Task objective:
Are you able to quote each entry exactly as written?

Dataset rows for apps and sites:
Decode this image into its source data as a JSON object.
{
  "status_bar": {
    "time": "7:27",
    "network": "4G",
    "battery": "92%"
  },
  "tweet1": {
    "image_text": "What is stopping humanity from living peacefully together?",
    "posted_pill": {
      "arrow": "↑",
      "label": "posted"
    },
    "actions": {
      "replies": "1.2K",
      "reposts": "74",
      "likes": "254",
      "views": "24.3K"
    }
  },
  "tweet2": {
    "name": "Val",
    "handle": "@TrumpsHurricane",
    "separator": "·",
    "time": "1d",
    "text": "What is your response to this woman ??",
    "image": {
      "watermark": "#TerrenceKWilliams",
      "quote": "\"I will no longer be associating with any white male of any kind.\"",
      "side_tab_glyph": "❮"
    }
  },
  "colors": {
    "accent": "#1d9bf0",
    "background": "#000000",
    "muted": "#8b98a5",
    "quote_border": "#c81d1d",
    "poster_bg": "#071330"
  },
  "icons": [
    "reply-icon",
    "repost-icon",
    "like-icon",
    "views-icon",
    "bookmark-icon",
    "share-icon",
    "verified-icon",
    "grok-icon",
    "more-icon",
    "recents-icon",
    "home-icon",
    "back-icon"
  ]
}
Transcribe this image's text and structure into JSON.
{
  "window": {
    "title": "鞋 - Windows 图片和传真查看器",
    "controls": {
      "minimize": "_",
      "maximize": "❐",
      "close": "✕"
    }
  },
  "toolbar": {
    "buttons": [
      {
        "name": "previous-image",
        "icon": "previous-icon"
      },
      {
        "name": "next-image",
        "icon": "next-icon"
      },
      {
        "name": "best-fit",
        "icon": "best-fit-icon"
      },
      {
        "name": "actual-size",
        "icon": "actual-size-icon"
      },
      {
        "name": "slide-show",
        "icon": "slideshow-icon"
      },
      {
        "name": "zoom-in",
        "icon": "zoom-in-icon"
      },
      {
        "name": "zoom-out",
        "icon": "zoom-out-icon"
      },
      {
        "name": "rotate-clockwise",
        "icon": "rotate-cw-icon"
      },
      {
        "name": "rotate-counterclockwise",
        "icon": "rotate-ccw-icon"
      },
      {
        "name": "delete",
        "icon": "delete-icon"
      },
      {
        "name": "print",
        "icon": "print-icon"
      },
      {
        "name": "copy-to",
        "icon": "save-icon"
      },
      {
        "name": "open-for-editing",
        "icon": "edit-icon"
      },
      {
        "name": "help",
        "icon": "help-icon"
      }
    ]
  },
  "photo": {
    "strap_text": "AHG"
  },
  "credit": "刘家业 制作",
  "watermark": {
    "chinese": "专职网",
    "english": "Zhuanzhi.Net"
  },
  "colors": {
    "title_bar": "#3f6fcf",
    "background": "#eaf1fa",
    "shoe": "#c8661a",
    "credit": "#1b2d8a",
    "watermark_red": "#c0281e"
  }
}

Reply:
Decode this image into its source data as a JSON object.
{
  "status_bar": {
    "time": "7:27",
    "network": "4G",
    "battery": "92%"
  },
  "tweet1": {
    "image_text": "What is stopping humanity from living peacefully together?",
    "posted_pill": {
      "arrow": "↑",
      "label": "posted"
    },
    "actions": {
      "replies": "1.2K",
      "reposts": "74",
      "likes": "254",
      "views": "24.3K"
    }
  },
  "tweet2": {
    "name": "Val",
    "handle": "@TrumpsHurricane",
    "separator": "·",
    "time": "1d",
    "text": "What is your response to this woman ??",
    "image": {
      "watermark": "#TerrenceKWilliams",
      "quote": "\"I will no longer be associating with any white male of any kind.\"",
      "side_tab_glyph": "❮"
    }
  },
  "colors": {
    "accent": "#1d9bf0",
    "background": "#000000",
    "muted": "#8b98a5",
    "quote_border": "#c81d1d",
    "poster_bg": "#071330"
  },
  "icons": [
    "reply-icon",
    "repost-icon",
    "like-icon",
    "views-icon",
    "bookmark-icon",
    "share-icon",
    "verified-icon",
    "grok-icon",
    "more-icon",
    "recents-icon",
    "home-icon",
    "back-icon"
  ]
}
Transcribe this image's text and structure into JSON.
{
  "window": {
    "title": "鞋 - Windows 图片和传真查看器",
    "controls": {
      "minimize": "_",
      "maximize": "❐",
      "close": "✕"
    }
  },
  "toolbar": {
    "buttons": [
      {
        "name": "previous-image",
        "icon": "previous-icon"
      },
      {
        "name": "next-image",
        "icon": "next-icon"
      },
      {
        "name": "best-fit",
        "icon": "best-fit-icon"
      },
      {
        "name": "actual-size",
        "icon": "actual-size-icon"
      },
      {
        "name": "slide-show",
        "icon": "slideshow-icon"
      },
      {
        "name": "zoom-in",
        "icon": "zoom-in-icon"
      },
      {
        "name": "zoom-out",
        "icon": "zoom-out-icon"
      },
      {
        "name": "rotate-clockwise",
        "icon": "rotate-cw-icon"
      },
      {
        "name": "rotate-counterclockwise",
        "icon": "rotate-ccw-icon"
      },
      {
        "name": "delete",
        "icon": "delete-icon"
      },
      {
        "name": "print",
        "icon": "print-icon"
      },
      {
        "name": "copy-to",
        "icon": "save-icon"
      },
      {
        "name": "open-for-editing",
        "icon": "edit-icon"
      },
      {
        "name": "help",
        "icon": "help-icon"
      }
    ]
  },
  "photo": {
    "strap_text": "AHG"
  },
  "credit": "刘家业 制作",
  "watermark": {
    "chinese": "专职网",
    "english": "Zhuanzhi.Net"
  },
  "colors": {
    "title_bar": "#3f6fcf",
    "background": "#eaf1fa",
    "shoe": "#c8661a",
    "credit": "#1b2d8a",
    "watermark_red": "#c0281e"
  }
}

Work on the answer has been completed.